4.6. About the Test Suites

Most packages provide a test suite. Running the test suite for a newly built package is a good idea because it can provide a sanity check indicating that everything compiled correctly. A test suite that passes its set of checks usually proves that the package is functioning as the developer intended. It does not, however, guarantee that the package is totally bug free.

Some test suites are more important than others. For example, the test suites for the core toolchain packages—GCC, binutils, and glibc—are of the utmost importance due to their central role in a properly functioning system. The test suites for GCC and glibc can take a very long time to complete, especially on slower hardware, but are strongly recommended.



Running the test suites in Chapter 5 and Chapter 6 is pointless; since the test programs are compiled with a cross-compiler, they probably can't run on the build host.

A common issue with running the test suites for binutils and GCC is running out of pseudo terminals (PTYs). This can result in a large number of failing tests. This may happen for several reasons, but the most likely cause is that the host system does not have the devpts file system set up correctly. This issue is discussed in greater detail at https://www.linuxfromscratch.org/lfs/faq.html#no-ptys.

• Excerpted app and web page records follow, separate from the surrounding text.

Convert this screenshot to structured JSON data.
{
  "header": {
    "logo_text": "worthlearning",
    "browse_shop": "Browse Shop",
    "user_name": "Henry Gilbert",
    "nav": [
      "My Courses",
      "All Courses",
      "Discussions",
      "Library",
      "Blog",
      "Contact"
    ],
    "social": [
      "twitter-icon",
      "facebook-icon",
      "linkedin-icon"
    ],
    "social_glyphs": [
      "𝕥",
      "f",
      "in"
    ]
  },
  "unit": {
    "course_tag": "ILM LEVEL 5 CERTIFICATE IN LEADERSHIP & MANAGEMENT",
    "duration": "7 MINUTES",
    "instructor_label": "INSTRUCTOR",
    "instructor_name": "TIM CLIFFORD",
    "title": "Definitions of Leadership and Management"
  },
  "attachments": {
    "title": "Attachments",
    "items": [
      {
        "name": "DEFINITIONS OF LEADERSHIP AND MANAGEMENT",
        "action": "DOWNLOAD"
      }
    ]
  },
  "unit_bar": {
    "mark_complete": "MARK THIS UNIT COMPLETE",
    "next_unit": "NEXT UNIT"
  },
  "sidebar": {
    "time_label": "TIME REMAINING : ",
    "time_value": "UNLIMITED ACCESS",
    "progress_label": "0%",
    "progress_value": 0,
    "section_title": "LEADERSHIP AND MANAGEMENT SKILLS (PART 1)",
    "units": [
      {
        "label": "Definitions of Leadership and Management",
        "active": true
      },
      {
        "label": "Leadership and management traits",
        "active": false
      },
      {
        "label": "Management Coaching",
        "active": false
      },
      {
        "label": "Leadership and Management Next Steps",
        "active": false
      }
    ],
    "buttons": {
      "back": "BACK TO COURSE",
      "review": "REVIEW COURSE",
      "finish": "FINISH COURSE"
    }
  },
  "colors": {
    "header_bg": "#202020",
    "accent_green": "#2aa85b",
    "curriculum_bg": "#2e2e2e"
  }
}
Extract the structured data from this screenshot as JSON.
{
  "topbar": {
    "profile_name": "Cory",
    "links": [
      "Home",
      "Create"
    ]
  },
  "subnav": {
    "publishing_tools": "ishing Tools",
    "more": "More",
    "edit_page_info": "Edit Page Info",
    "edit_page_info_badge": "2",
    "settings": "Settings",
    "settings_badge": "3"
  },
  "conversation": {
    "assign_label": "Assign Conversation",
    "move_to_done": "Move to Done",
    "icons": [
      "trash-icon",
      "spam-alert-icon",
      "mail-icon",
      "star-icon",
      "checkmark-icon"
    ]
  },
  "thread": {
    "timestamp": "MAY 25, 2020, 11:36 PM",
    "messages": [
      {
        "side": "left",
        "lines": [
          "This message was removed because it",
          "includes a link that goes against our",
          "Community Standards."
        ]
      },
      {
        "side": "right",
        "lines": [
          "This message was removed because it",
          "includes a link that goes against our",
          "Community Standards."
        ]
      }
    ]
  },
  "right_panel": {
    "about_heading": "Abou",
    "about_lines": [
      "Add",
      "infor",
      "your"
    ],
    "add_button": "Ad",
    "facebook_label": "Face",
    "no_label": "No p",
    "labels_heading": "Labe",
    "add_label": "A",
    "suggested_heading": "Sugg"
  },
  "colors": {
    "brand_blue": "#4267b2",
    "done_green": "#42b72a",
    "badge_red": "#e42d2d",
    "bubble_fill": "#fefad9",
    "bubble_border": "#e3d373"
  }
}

Sometimes package test suites will fail for reasons which the developers are aware of and have deemed non-critical. Consult the logs located at https://www.linuxfromscratch.org/lfs/build-logs/development/ to verify whether or not these failures are expected. This site is valid for all test suites throughout this book.